A student asked me the other day whether King's legacy is something to be given up since it can be used for contrary ends. My piece doesn't answer this with a clear answer. I do hope that it leaves readers asking that question. To me that question is a prior step to ruthlessly careful and self-conscious criticism.
A start of a new year, the ominous weather forecast, the beginning of yet another semester...if this moment is anything, it is one where we can signify our resolve by any number of means. And in that unremarkable fact, we might ask how and why such moments become remarkable. Currently many students of religion are … Continue reading On J. Z. Smith and the Remarkable
As a self-identified feminist, I felt a lot of dissonance about liking movies that treat women in a way that I do not agree with at all.
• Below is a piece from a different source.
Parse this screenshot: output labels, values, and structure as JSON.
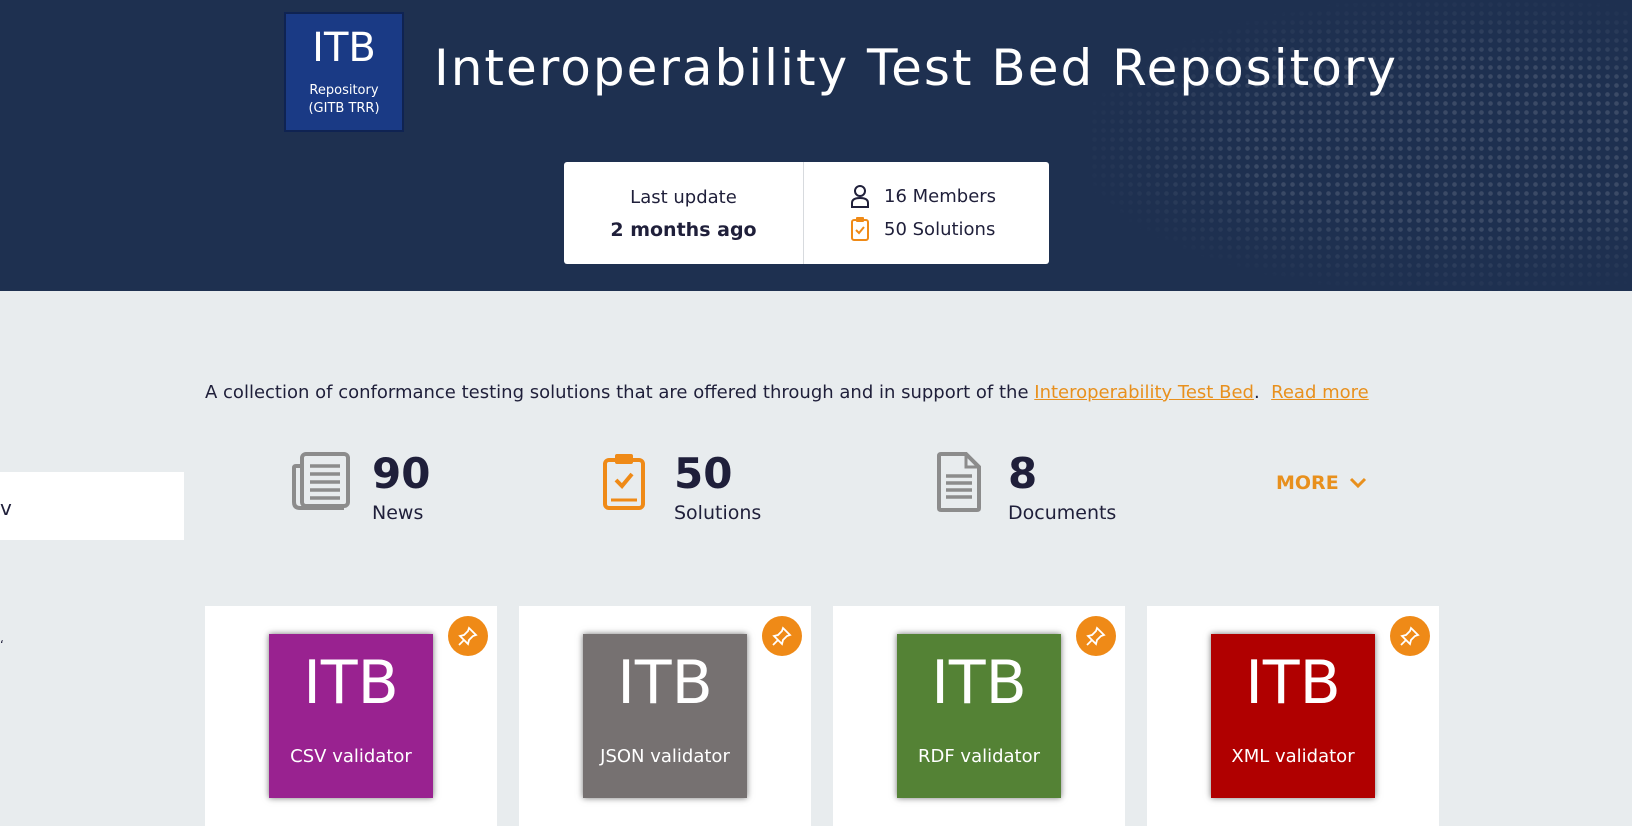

It was disappointing to realize the whole entertainment industry, which often is described as the most liberal industry is sexist just like society as a whole. However, I immediately thought of one movie that was different - 9 to 5.
In this series, "The Textures of Sexuality,” we have undergraduate students from two schools considering how the body is implicated in the storytelling devices used in popular media. Baker University student Mary Tusten looks at how Mad Max: Fury Road defies phallocentrism seen in most movies and challenges us to think about why we should start … Continue reading Visual Pleasure in Mad Max: Fury Road
In this series, "The Textures of Sexuality," we have undergraduate students from two schools considering how the body is implicated in storytelling devices used in popular media. Elizabethtown College student Hannah Ciocco begins with a discussion of Stewart M. Hoover and Curtis D. Coats' Does God Make the Man: Media, Religion, and the Crisis of Masculinity, (New … Continue reading American Masculinity and Media Crisis